In the chapters on cholera and on her work on anthrax Colwell manages with her enthusiasm and vivid prose to share her elation and triumphs even with a non-scientist, though as she notes very often mere scientific success was never a guarantee of recognition, or a smooth upward progression up the career ladder comparable to that of male scientists similarly qualified .. While these closing chapters are not as polished as those preceding them they include some useful observations relative, for example, to anti-discrimination legislation being the bare minimum requirement for change; and to the need for scientists to stop being “unidimensional personalities” and to embrace the humanities as she has done, as well as learning about and working in administration, business, and politics. The era of the pure nerd seems happily to be over, at least in Colwell’s own lab.
...[a] beautifully written memoir ... While readers may not be surprised to learn that science is a male-dominated field, the stories the author recounts from her decades of experience as a researcher, educator, society president, and entrepreneur are shocking in their scope ... In deliberate and often captivating prose, she describes time after time when she created opportunities for herself and for her female peers and students ... Colwell’s grit and brilliance shine through on every page of the book, which is as much a call to arms as it is autobiography. An unforgettable tell-all that’s rife with details of insurrection, scientific breakthrough, and overcoming the odds.

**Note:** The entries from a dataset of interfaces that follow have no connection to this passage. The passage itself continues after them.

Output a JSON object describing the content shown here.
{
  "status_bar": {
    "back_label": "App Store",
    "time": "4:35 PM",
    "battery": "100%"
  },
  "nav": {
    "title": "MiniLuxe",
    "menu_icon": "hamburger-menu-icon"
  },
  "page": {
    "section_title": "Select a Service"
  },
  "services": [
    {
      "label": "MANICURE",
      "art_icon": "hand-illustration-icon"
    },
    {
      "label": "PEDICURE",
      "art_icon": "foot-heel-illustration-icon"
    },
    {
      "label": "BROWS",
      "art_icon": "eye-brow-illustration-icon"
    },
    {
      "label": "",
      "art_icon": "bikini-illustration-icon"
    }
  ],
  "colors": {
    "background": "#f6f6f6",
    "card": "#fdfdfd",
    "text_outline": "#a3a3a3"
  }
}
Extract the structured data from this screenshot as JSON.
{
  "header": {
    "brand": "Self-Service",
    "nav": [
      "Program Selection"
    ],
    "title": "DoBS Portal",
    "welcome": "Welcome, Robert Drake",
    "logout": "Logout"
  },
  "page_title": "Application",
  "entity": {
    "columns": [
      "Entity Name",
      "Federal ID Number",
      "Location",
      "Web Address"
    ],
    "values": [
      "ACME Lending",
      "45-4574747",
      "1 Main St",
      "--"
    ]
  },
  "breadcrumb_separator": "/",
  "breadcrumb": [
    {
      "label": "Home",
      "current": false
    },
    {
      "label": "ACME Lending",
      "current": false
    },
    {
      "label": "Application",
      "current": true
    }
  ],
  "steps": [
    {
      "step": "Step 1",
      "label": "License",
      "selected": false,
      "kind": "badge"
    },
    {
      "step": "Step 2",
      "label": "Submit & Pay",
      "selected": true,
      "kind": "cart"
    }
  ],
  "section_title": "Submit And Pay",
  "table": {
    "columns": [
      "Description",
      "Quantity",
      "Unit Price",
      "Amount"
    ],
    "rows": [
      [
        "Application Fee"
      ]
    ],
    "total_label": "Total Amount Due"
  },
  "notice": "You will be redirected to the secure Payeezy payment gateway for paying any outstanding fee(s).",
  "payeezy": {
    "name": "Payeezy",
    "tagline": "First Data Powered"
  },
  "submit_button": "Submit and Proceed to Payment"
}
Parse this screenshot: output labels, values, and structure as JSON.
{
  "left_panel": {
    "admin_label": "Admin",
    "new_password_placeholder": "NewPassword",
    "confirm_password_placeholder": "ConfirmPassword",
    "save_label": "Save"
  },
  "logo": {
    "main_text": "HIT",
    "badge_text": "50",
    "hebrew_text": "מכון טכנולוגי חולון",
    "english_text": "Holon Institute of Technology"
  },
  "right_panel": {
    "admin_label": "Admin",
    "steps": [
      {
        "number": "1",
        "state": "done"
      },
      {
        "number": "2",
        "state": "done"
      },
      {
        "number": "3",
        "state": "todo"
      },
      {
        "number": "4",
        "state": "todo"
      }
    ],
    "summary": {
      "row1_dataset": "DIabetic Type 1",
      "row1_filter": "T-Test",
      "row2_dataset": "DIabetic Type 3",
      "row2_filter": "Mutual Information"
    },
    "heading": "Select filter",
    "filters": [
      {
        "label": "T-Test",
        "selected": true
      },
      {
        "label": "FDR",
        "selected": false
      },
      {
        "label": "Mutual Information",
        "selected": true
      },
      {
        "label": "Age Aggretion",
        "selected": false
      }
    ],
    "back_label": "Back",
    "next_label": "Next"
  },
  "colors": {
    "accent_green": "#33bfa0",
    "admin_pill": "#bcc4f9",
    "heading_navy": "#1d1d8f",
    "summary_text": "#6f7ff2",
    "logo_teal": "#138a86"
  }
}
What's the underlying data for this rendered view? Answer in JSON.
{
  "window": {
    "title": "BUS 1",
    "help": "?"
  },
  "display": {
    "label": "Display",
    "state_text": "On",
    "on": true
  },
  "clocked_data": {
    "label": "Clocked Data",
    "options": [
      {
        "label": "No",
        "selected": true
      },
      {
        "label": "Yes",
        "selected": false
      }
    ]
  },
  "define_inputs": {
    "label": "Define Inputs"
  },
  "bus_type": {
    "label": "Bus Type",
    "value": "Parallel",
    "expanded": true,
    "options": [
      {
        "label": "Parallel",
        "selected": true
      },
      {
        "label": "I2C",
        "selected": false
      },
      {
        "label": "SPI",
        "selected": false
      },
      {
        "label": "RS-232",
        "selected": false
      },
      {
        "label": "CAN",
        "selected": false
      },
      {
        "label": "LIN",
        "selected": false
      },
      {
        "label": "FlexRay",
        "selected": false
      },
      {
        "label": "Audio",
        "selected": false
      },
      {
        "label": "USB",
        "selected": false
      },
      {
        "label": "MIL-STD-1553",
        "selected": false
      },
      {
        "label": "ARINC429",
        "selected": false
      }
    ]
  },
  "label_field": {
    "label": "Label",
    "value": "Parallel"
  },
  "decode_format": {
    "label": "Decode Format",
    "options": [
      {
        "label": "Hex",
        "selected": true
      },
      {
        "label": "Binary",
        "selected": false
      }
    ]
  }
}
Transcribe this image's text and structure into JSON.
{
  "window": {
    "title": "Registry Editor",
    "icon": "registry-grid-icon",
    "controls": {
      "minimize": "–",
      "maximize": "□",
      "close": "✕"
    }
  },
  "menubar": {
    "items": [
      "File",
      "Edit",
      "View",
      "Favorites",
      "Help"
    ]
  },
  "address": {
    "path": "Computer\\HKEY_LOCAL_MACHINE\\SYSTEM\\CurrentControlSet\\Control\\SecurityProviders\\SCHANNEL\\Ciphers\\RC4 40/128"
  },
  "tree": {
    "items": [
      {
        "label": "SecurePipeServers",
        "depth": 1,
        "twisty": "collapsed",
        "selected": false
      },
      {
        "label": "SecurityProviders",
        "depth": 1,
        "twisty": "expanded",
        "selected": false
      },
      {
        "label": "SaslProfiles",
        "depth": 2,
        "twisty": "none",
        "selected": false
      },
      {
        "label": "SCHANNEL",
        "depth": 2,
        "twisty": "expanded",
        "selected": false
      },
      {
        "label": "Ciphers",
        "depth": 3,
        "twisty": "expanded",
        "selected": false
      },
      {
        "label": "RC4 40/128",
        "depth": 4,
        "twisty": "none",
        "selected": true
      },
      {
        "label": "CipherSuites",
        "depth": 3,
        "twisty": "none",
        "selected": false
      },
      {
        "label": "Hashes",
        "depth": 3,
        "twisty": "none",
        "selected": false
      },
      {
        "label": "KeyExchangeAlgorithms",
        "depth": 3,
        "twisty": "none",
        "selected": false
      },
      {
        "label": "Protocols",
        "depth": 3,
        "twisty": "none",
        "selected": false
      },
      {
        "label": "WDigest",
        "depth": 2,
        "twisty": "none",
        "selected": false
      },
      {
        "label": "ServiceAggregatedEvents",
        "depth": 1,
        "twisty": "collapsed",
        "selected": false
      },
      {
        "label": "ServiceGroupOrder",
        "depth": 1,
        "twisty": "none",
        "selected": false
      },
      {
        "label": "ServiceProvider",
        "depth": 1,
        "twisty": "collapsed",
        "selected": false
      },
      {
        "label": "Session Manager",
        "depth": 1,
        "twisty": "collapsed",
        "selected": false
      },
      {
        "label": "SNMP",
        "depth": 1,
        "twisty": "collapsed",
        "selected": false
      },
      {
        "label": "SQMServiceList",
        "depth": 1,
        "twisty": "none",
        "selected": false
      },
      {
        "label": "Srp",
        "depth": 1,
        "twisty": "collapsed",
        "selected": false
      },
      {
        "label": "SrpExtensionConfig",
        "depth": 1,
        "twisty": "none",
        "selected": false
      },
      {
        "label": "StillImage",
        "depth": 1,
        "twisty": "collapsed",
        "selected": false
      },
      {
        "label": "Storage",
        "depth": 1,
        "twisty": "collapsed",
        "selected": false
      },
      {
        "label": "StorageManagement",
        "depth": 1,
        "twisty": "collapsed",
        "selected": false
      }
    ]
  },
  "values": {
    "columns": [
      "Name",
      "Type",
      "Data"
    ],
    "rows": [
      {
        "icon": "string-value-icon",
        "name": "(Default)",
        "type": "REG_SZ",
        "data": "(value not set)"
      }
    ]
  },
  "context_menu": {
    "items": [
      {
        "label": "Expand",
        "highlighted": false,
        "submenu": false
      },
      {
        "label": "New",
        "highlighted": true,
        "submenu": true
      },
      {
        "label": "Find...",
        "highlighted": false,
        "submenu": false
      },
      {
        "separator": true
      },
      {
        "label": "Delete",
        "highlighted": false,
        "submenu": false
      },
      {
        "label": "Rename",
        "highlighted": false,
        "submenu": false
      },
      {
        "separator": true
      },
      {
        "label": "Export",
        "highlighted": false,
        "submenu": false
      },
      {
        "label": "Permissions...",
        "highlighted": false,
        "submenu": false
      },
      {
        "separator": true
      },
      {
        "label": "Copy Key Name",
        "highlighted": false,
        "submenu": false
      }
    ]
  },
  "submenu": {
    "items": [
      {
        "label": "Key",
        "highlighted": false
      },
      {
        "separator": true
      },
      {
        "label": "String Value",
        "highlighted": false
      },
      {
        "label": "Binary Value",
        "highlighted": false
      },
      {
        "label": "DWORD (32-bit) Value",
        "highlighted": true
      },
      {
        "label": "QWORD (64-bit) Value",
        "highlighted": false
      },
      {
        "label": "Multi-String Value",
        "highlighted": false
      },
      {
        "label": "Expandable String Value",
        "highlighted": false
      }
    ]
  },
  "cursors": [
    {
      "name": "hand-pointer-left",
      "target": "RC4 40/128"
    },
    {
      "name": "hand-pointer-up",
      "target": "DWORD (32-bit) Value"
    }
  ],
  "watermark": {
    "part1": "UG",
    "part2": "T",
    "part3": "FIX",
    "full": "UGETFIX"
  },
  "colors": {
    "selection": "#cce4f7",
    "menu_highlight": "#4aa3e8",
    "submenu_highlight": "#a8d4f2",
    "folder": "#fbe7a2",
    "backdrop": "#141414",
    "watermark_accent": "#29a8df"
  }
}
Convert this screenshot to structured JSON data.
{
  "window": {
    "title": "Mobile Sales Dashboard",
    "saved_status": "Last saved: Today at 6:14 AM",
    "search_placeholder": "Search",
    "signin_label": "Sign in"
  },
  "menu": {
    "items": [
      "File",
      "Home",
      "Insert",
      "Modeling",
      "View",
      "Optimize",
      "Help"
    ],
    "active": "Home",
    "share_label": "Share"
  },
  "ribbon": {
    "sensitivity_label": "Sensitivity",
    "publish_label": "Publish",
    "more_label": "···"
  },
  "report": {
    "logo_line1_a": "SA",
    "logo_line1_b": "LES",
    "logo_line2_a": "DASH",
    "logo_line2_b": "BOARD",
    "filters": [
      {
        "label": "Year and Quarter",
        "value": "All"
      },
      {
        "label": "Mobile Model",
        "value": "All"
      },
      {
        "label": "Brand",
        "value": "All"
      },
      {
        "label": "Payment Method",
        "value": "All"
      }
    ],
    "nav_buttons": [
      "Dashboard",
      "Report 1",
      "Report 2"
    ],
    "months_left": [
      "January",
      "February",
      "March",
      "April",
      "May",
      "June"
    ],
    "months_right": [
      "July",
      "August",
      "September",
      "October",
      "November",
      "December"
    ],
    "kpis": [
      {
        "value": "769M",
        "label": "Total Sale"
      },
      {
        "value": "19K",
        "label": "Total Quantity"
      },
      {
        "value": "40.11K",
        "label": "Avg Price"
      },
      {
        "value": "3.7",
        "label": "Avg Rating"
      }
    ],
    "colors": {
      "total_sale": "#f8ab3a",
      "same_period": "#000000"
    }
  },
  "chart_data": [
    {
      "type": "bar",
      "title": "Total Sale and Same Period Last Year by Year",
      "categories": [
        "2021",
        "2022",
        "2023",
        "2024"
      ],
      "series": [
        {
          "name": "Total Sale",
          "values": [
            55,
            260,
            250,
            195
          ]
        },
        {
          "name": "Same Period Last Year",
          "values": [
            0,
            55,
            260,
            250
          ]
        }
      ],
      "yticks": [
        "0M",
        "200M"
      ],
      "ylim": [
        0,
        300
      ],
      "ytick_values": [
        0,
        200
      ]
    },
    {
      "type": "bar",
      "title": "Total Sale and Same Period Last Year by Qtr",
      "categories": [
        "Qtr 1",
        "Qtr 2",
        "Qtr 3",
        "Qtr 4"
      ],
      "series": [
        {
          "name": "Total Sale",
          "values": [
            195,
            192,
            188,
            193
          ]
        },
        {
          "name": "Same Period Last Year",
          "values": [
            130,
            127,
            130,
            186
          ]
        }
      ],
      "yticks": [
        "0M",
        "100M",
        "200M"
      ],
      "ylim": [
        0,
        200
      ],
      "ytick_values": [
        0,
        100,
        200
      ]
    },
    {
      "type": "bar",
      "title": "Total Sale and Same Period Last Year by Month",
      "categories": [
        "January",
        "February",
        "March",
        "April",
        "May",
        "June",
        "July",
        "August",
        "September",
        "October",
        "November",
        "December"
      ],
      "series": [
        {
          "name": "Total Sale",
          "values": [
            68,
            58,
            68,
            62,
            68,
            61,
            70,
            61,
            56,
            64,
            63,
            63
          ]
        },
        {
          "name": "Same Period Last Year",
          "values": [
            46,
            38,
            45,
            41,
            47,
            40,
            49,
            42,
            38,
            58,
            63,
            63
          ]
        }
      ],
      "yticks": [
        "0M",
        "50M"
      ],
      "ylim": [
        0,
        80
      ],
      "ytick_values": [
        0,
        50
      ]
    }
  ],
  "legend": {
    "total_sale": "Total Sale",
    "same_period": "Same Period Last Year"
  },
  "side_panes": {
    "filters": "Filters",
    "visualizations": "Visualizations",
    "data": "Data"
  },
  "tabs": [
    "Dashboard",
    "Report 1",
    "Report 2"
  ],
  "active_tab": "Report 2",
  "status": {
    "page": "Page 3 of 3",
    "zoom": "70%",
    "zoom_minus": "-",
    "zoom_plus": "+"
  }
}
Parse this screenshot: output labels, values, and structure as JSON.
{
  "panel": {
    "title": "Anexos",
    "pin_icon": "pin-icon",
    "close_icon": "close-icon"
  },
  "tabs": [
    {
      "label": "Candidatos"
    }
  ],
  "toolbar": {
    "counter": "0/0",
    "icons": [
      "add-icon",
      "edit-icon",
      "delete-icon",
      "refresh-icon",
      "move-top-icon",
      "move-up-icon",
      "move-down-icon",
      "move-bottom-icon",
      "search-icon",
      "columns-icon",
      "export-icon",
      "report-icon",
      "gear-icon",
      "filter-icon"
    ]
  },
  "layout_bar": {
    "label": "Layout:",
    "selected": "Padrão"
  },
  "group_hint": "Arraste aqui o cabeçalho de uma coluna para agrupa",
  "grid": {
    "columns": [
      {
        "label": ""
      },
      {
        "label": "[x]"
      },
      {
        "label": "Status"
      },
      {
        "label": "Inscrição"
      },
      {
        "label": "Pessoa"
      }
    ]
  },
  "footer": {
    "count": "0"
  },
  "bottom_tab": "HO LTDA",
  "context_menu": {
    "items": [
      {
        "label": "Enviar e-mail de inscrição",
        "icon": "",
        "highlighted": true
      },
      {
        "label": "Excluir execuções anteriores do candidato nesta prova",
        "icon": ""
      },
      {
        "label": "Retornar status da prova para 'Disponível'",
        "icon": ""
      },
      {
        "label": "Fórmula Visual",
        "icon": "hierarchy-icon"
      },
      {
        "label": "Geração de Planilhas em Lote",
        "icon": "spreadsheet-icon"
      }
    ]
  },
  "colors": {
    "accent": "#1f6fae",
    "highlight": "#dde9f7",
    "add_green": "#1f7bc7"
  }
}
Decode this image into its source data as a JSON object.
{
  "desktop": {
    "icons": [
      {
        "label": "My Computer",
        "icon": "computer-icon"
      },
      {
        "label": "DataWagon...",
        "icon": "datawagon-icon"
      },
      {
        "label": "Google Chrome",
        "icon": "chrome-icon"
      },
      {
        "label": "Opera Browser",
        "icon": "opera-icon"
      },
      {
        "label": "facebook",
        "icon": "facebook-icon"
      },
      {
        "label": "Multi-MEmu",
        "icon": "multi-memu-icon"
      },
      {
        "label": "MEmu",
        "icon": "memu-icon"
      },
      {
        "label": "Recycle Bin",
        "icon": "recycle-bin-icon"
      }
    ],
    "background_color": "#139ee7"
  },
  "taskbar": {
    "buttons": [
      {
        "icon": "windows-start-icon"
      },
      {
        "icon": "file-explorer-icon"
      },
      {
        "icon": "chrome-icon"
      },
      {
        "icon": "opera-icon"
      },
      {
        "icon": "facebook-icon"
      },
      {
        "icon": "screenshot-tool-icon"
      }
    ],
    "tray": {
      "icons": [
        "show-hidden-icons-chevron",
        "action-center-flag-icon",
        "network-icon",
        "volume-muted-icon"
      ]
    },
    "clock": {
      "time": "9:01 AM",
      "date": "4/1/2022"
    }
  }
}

Colwell...first female director of the National Science Foundation, delivers a well-intentioned but disappointing career memoir ... Some of her experiences make for potentially enjoyable stories, such as the research she conducted into cholera transmission at a remote research station in Bangladesh ... Unfortunately, these and other triumphs are rendered in a stilted writing style, and Colwell’s undeniably impressive track record is marred by excess self-praise. Young women considering careers in science may profit from reading about her experiences, but other readers need not apply.